INSTRUCTIONS FOR THE TASK:
From the entries below, copy every line holding the word "Meet".

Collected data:
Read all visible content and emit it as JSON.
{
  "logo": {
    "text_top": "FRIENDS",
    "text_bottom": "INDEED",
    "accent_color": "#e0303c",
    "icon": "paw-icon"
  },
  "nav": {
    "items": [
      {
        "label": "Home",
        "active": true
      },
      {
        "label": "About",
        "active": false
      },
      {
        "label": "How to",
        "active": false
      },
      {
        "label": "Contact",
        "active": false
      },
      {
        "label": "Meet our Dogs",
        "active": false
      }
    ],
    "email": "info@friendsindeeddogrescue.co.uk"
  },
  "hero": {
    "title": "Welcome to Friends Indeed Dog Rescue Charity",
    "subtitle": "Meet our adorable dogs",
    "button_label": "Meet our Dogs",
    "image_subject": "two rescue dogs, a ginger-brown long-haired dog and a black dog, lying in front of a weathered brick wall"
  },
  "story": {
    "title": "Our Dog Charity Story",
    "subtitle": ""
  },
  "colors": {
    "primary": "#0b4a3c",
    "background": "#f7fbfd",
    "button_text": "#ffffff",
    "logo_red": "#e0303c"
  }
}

SOLUTION BELOW:
        "label": "Meet our Dogs",
    "subtitle": "Meet our adorable dogs",
    "button_label": "Meet our Dogs",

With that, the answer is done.